Now that, in itself, is not necessarily a shock, but as we in Britain are more than aware, politicians aren't usually happy to wear their non-belief on their sleeves, for fear of alienating religious voters (c.f. Deptuty PM Nick Clegg). And you have to suspect that some politicians keep their atheism quiet in order to avoid offence and remain in office. Just look at the US – California congressman Pete Stark is thought to be the only openly atheist national politician. Even if we only take "national politician" to mean members of Congress, that's still only 1 in 535. Are we really to seriously think that Stark is the only person out of all those to not believe in a deity?
However, talking about her atheism in an interview today, Gillard made it clear that she feels no embarrassment about her atheism:

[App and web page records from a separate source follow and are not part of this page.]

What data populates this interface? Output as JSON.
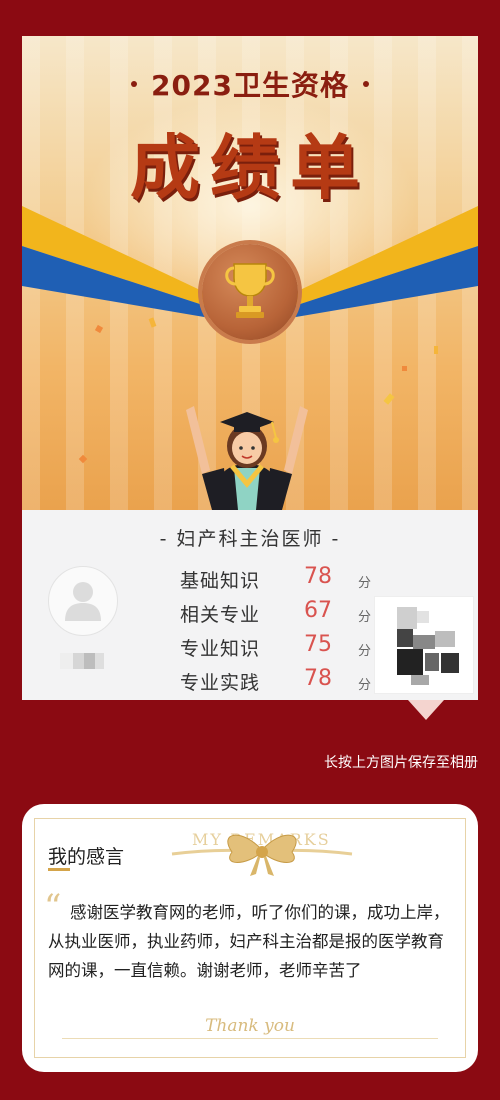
{
  "certificate": {
    "subtitle": "2023卫生资格",
    "title": "成绩单",
    "level": "- 妇产科主治医师 -",
    "scores": [
      {
        "subject": "基础知识",
        "score": "78",
        "unit": "分"
      },
      {
        "subject": "相关专业",
        "score": "67",
        "unit": "分"
      },
      {
        "subject": "专业知识",
        "score": "75",
        "unit": "分"
      },
      {
        "subject": "专业实践",
        "score": "78",
        "unit": "分"
      }
    ]
  },
  "save_hint": "长按上方图片保存至相册",
  "comments": {
    "heading": "我的感言",
    "decor_text": "MY REMARKS",
    "body": "感谢医学教育网的老师，听了你们的课，成功上岸，从执业医师，执业药师，妇产科主治都是报的医学教育网的课，一直信赖。谢谢老师，老师辛苦了",
    "signoff": "Thank you"
  },
  "colors": {
    "background": "#8b0a12",
    "score": "#d9534f",
    "title": "#b53a14",
    "accent_gold": "#d4a44a"
  }
}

"I am not going to pretend a faith I don't feel. I am what I am and people will judge that. For people of faith, I think the greatest compliment I could pay to them is to respect their genuinely held beliefs and not to engage in some pretence about mine. I grew up in the Christian church, a Christian background. I won prizes for catechism, for being able to remember Bible verses. I am steeped in that tradition, but I've made decisions in my adult life about my own views. I'm worried about the national interest. About doing the right thing by Australians. And I'll allow people to form their own views about whatever is going to drive their views. What I can say to Australians broadly of course is I believe you can be a person of strong principle and values from a variety of perspectives."What a refreshingly honest and unpatronising attitude.